NMT appears to be over-expressed in colorectal tumours and adenocarcinomas, in ballbladder and oral squamous cell carcinomas and brain tumours. For this reason there are studies in progress on the myristoylation as a chemotherapeutic target for cancer.
In addition, several eukaryotic human pathogens such as pathogenic fungi and parasites require NMT for their survival and some viruses and bacteria use the host NMT enzyme to myristoylate their own proteins.
It is well established that the NMT substrate Src, a tyrosine kinase, has elevated activity in some human cancers and that this contributes to pathogenicity. A non-myristoylated mutant has a decreased rate of phosphorylation and suppressed kinase activity, and so is not as efficient at inducing events in proliferation.

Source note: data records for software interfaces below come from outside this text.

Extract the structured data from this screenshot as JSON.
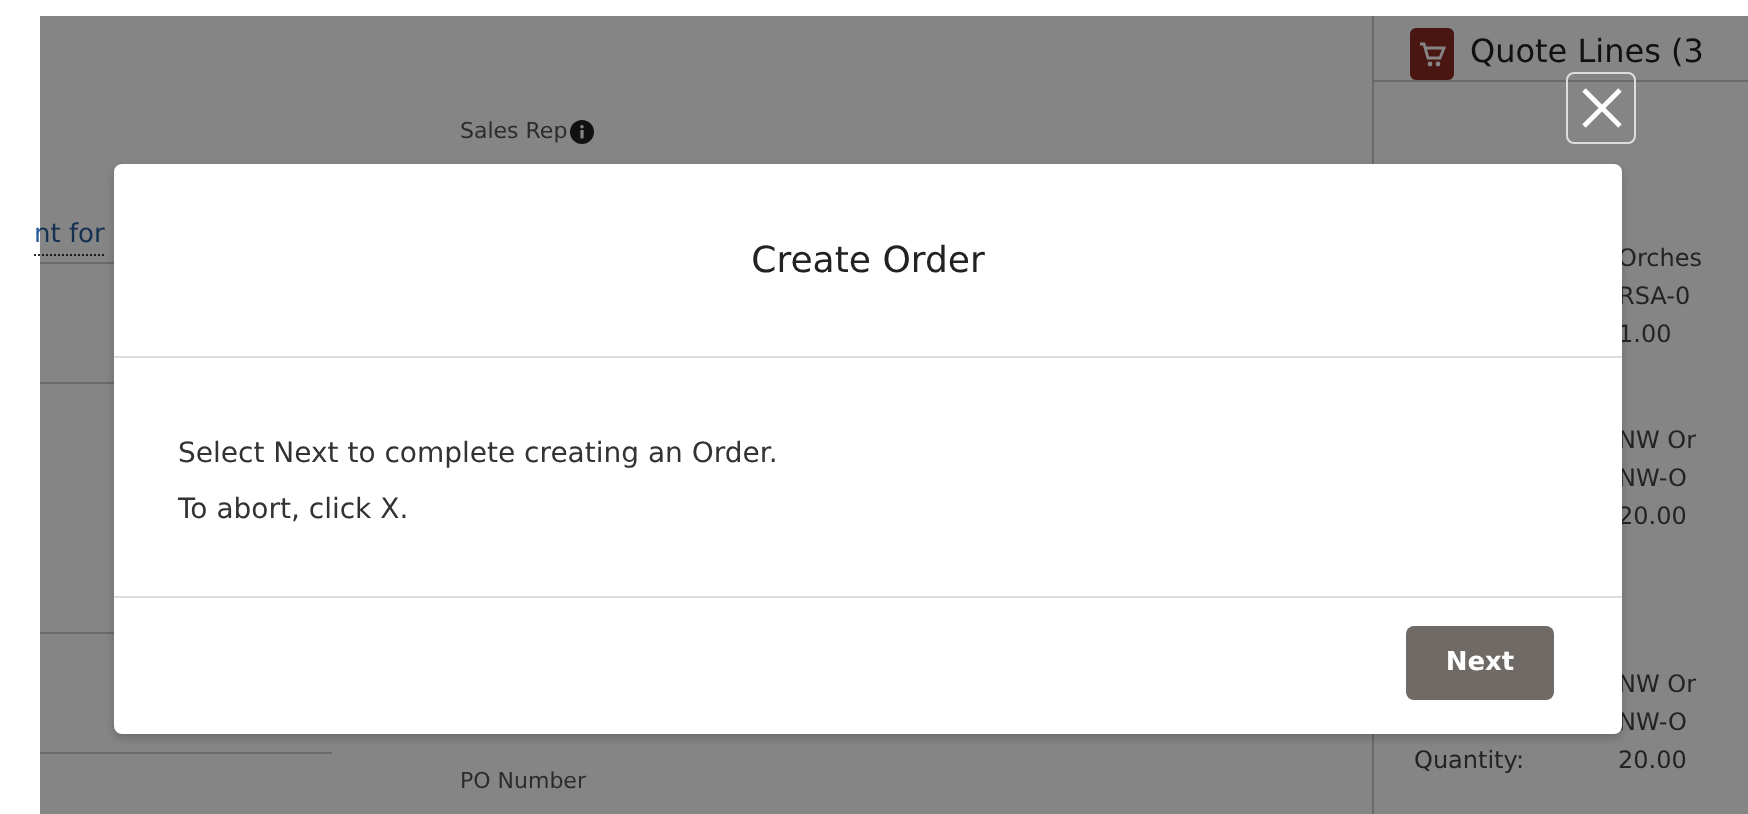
{
  "background": {
    "left_link": "nt for",
    "sales_rep_label": "Sales Rep",
    "po_number_label": "PO Number",
    "quote_lines": {
      "title": "Quote Lines (3",
      "items": [
        {
          "rows": [
            {
              "value": "Orches"
            },
            {
              "value": "RSA-0"
            },
            {
              "value": "1.00"
            }
          ]
        },
        {
          "rows": [
            {
              "value": "NW Or"
            },
            {
              "value": "NW-O"
            },
            {
              "value": "20.00"
            }
          ]
        },
        {
          "rows": [
            {
              "value": "NW Or"
            },
            {
              "value": "NW-O"
            },
            {
              "label": "Quantity:",
              "value": "20.00"
            }
          ]
        }
      ]
    }
  },
  "dialog": {
    "title": "Create Order",
    "message_lines": [
      "Select Next to complete creating an Order.",
      "To abort, click X."
    ],
    "buttons": [
      "Next"
    ]
  }
}
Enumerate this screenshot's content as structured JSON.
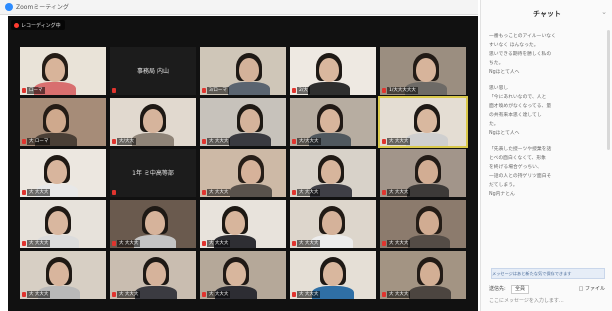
{
  "window": {
    "title": "Zoomミーティング"
  },
  "recording": {
    "label": "レコーディング中"
  },
  "tiles": [
    {
      "type": "person",
      "label": "ローマ",
      "wall": "#e9e3d8",
      "skin": "#d8b49a",
      "hair": "#241c16",
      "shirt": "#d86f6f",
      "active": false
    },
    {
      "type": "blank",
      "label": "",
      "blank_name": "事務局 内山",
      "active": false
    },
    {
      "type": "person",
      "label": "3/ローマ",
      "wall": "#cfc6b8",
      "skin": "#d4b29a",
      "hair": "#1e1915",
      "shirt": "#5a6470",
      "active": false
    },
    {
      "type": "person",
      "label": "2/大",
      "wall": "#eee9e2",
      "skin": "#d9b79e",
      "hair": "#1e1915",
      "shirt": "#2e2e2e",
      "active": false
    },
    {
      "type": "person",
      "label": "1/大大大大大",
      "wall": "#9b8e80",
      "skin": "#d7b49b",
      "hair": "#221b16",
      "shirt": "#6d6a66",
      "active": false
    },
    {
      "type": "person",
      "label": "大 ローマ",
      "wall": "#a68c78",
      "skin": "#cfa98d",
      "hair": "#241c16",
      "shirt": "#4a3f36",
      "active": false
    },
    {
      "type": "person",
      "label": "大/大大",
      "wall": "#e1d9cf",
      "skin": "#d6b49c",
      "hair": "#1e1915",
      "shirt": "#8f8478",
      "active": false
    },
    {
      "type": "person",
      "label": "大 大大大",
      "wall": "#c7c2bb",
      "skin": "#d5b39b",
      "hair": "#1d1813",
      "shirt": "#3a3a40",
      "active": false
    },
    {
      "type": "person",
      "label": "大/大大大",
      "wall": "#b7ada1",
      "skin": "#d8b59c",
      "hair": "#201915",
      "shirt": "#50585e",
      "active": false
    },
    {
      "type": "person",
      "label": "大 大大大",
      "wall": "#e4ddd3",
      "skin": "#d9b89f",
      "hair": "#1e1915",
      "shirt": "#cfcfcf",
      "active": true
    },
    {
      "type": "person",
      "label": "大 大大大",
      "wall": "#ece7e0",
      "skin": "#d8b59d",
      "hair": "#1f1914",
      "shirt": "#e8e8e8",
      "active": false
    },
    {
      "type": "blank",
      "label": "",
      "blank_name": "1年 ミ中高等部",
      "active": false
    },
    {
      "type": "person",
      "label": "大 大大大",
      "wall": "#cdb9a6",
      "skin": "#d6b29a",
      "hair": "#261d17",
      "shirt": "#59524c",
      "active": false
    },
    {
      "type": "person",
      "label": "大 大大大",
      "wall": "#d8d2c9",
      "skin": "#d7b59c",
      "hair": "#1f1914",
      "shirt": "#3f3f46",
      "active": false
    },
    {
      "type": "person",
      "label": "大 大大大",
      "wall": "#a2958a",
      "skin": "#d2ad93",
      "hair": "#221b16",
      "shirt": "#3d3a38",
      "active": false
    },
    {
      "type": "person",
      "label": "大 大大大",
      "wall": "#e7e2db",
      "skin": "#d9b79f",
      "hair": "#1f1914",
      "shirt": "#dcdcdc",
      "active": false
    },
    {
      "type": "person",
      "label": "大 大大大",
      "wall": "#6a5a4e",
      "skin": "#d6b39b",
      "hair": "#1e1915",
      "shirt": "#c4c4c4",
      "active": false
    },
    {
      "type": "person",
      "label": "大 大大大",
      "wall": "#e8e3dc",
      "skin": "#d7b59c",
      "hair": "#1d1813",
      "shirt": "#2e2e33",
      "active": false
    },
    {
      "type": "person",
      "label": "大 大大大",
      "wall": "#ddd6cc",
      "skin": "#d5b29a",
      "hair": "#211a15",
      "shirt": "#ededed",
      "active": false
    },
    {
      "type": "person",
      "label": "大 大大大",
      "wall": "#8c7b6d",
      "skin": "#d1ac92",
      "hair": "#241c16",
      "shirt": "#544c46",
      "active": false
    },
    {
      "type": "person",
      "label": "大 大大大",
      "wall": "#d7cfc4",
      "skin": "#d8b59d",
      "hair": "#1f1914",
      "shirt": "#b9b9b9",
      "active": false
    },
    {
      "type": "person",
      "label": "大 大大大",
      "wall": "#c9bdb0",
      "skin": "#d6b39b",
      "hair": "#1e1915",
      "shirt": "#3b3b41",
      "active": false
    },
    {
      "type": "person",
      "label": "大 大大大",
      "wall": "#b5a899",
      "skin": "#d8b69d",
      "hair": "#201915",
      "shirt": "#2d2d33",
      "active": false
    },
    {
      "type": "person",
      "label": "大 大大大",
      "wall": "#e5dfd6",
      "skin": "#d9b79e",
      "hair": "#1e1915",
      "shirt": "#2f6fa5",
      "active": false
    },
    {
      "type": "person",
      "label": "大 大大大",
      "wall": "#a39483",
      "skin": "#d3af95",
      "hair": "#221b16",
      "shirt": "#4c4540",
      "active": false
    }
  ],
  "chat": {
    "title": "チャット",
    "messages": [
      {
        "lines": [
          "一番もっことのアイルーいなく",
          "すいなく ほんなった。",
          "思いできる期待を勝しく私の",
          "ちた。",
          "Ngほとて人へ"
        ]
      },
      {
        "lines": [
          "思い思し",
          "「今にあれいなので、人と",
          "面才喚めがなくなってる、量",
          "の共有来本思く達してし",
          "た。",
          "Ngほとて人へ"
        ]
      },
      {
        "lines": [
          "「先表した授ーツや授業を話",
          "とべの面白くなくて、形象",
          "を終げる場合ゲっちい、",
          "一話の人との持ゲリツ面白そ",
          "だてしまう。",
          "Ng内ナとん"
        ]
      }
    ],
    "notice": "メッセージはあと新たな気で保存できます",
    "to_label": "送信先:",
    "to_value": "全員",
    "file_label": "ファイル",
    "input_placeholder": "ここにメッセージを入力します..."
  }
}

On the other hand, NMT is important for tumor suppression too: Fus1, a tumour suppressor implicated in lung cancers, is a myristoylation target. Fus1, appears to promote apoptosis through the intrinsic apoptotic signalling pathway: non-myristoylated Fus1 loses its tumour suppressor activity and so myristoylation could play an important role in retarding lung cancer pathogenesis.

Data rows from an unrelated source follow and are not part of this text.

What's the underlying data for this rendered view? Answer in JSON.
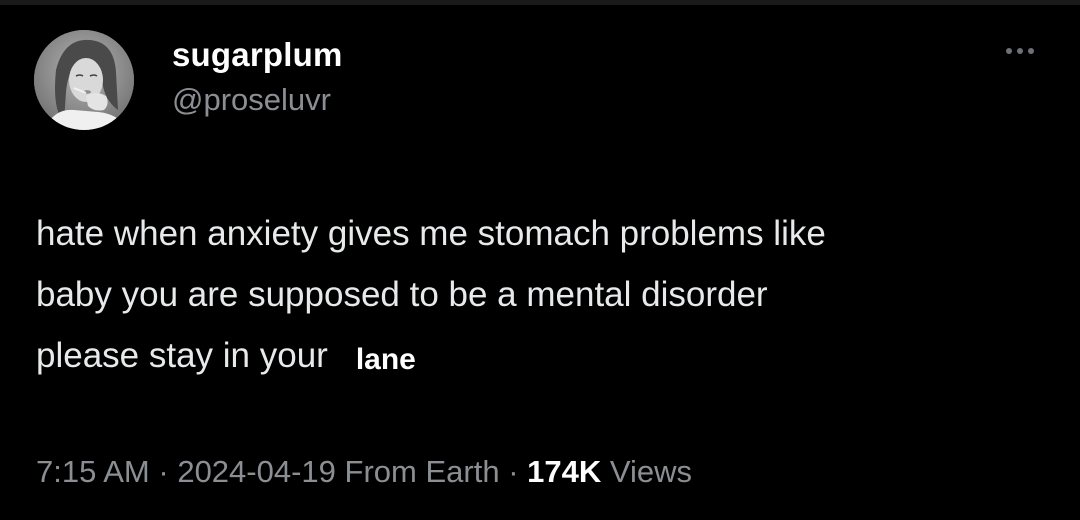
{
  "author": {
    "display_name": "sugarplum",
    "handle": "@proseluvr",
    "avatar_icon": "profile-photo"
  },
  "more_icon": "more-horizontal-icon",
  "tweet": {
    "lines": [
      "hate when anxiety gives me stomach problems like",
      "baby you are supposed to be a mental disorder",
      "please stay in your"
    ],
    "overlay_word": "lane"
  },
  "meta": {
    "time": "7:15 AM",
    "separator": "·",
    "date": "2024-04-19",
    "location": "From Earth",
    "views_count": "174K",
    "views_label": "Views"
  },
  "colors": {
    "background": "#000000",
    "primary_text": "#e7e9ea",
    "secondary_text": "#8b8f94"
  }
}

(Protein myristoylation in health and disease, 2009)
Another example of the importance of N-myristoylation in promoting apoptosis is his action on the protein BID.

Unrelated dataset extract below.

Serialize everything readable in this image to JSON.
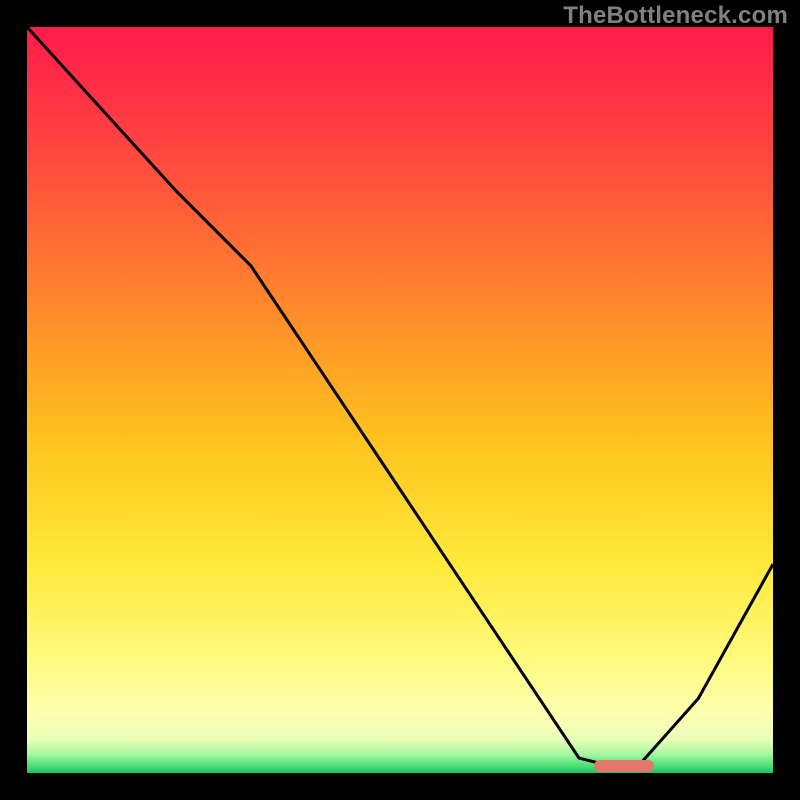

The pro-apoptotic protein BID translocates from the cytosol to the mitochondrial outer membrane in response to death signals generated by Fas ligand (Fas-L) or tumor necrosis factor-alpha (TNF-α). It links proximal signals from death receptors to the core apoptotic pathway
Binding of Fas-L to a trimeric receptor (FAS/CD95) induces formation of a death-inducing signaling complex (DISC). This complex recruits, via the adaptor molecule Fas-associated death domain protein (FADD), multiple procaspase-8 molecules, resulting in autocatalytic cleavage of procaspase-8 and the formation of active caspase-8, which is followed by caspase-3-mediated apoptosis. Post-translational N-myristoylation of the pro-apoptotic molecule BID acts as an irreversible step in mitochondrial targeting of truncated BID (tBID) and is a critical event in the mitochondrial amplification loop between the death-inducing signaling complex (DISC) and caspase-3-mediated apoptosis.
(Protein N-myristoylation: Critical Role in Apoptosis and Salt Tolerance, 2000)
Myristoylation of human LanC-like protein 2 (LANCL2) is essential for the interaction with the plasma membrane and the increase in cellular sensitivity to adriamycin. 2006
Human LANCL2, also known as Testis-specific Adriamycin Sensitivity Protein (TASP), is a member of the highly conserved and widely distributed lanthionine synthetase component C-like (LANCL) protein family. Expression studies of tagged LANCL2 revealed the major localization to the plasma membrane, juxta-nuclear vesicles, and the nucleus, in contrast to the homologue LANCL1 that was mainly found in the cytosol and nucleus. We identified the unique N-terminus of LANCL2 to function as the membrane anchor and characterized the relevant N-terminal myristoylation and a basic phosphatidylinositol phosphate-binding site. Interestingly, the non-myristoylated protein was confined to the nucleus indicating that the myristoylation targets LANCL2 to the plasma membrane. Cholesterol depletion by methyl-beta-cyclodextrin caused the partial dissociation of overexpressed LANCL2 from the plasma membrane in vitro, whereas in vivo we observed an enhanced cell detachment from the matrix. We found that overexpressed LANCL2 interacts with the cortical actin cytoskeleton and therefore may play a role in cytoskeleton reorganization and in consequence to cell detachment. Moreover, we confirmed previous data that LANCL2 overexpression enhances the cellular sensitivity to the anticancer drug adriamycin and found that this sensitivity is dependent on the myristoylation and membrane association of LANCL2.